━━ DATA TO USE ━━
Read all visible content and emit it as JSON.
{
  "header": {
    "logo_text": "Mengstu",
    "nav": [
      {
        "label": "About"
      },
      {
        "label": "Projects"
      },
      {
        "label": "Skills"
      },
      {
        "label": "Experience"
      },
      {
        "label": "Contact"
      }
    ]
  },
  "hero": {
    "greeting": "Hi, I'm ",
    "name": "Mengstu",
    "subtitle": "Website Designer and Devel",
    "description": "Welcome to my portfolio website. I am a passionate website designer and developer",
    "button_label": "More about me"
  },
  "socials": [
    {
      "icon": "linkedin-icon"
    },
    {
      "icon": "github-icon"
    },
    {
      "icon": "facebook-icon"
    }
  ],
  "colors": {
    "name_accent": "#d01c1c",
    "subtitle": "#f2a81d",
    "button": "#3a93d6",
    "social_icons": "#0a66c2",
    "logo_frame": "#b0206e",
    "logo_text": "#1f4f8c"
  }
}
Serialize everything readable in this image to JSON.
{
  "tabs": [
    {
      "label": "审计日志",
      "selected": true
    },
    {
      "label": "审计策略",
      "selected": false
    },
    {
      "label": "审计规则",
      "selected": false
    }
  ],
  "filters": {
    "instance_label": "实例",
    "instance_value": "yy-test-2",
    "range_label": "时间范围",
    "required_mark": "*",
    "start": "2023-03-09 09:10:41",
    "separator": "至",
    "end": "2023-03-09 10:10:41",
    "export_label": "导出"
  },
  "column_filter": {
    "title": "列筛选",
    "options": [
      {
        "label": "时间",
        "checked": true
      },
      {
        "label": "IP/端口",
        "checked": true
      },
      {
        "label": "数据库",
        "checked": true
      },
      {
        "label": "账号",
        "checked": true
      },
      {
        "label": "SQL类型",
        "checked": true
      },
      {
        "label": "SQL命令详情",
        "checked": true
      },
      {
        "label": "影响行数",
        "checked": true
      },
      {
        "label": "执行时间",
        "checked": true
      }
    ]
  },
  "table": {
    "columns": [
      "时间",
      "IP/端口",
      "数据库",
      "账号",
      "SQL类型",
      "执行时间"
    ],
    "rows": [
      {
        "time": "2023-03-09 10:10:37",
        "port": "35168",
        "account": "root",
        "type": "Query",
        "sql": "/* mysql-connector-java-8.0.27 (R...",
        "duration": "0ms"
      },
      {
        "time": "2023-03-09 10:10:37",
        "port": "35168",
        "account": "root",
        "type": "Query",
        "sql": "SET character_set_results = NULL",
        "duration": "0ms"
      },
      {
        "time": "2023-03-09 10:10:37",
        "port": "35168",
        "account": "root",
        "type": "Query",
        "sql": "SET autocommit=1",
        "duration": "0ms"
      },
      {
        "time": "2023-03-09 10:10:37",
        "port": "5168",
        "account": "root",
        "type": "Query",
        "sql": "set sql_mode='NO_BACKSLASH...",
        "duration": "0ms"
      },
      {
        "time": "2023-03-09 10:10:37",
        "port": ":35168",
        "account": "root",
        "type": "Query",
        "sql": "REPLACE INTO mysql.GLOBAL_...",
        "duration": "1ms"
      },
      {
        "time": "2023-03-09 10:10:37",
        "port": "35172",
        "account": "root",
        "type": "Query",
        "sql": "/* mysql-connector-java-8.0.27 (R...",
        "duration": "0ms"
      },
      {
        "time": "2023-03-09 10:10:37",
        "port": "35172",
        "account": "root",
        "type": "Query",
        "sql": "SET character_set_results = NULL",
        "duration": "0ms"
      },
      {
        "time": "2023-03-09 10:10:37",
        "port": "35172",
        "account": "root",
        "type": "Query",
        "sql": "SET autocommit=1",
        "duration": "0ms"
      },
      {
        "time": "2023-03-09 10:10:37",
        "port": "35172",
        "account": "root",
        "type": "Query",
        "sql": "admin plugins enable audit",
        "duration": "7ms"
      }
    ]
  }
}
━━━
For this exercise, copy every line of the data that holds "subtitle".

__RESULT__.
    "subtitle": "Website Designer and Devel",
    "subtitle": "#f2a81d",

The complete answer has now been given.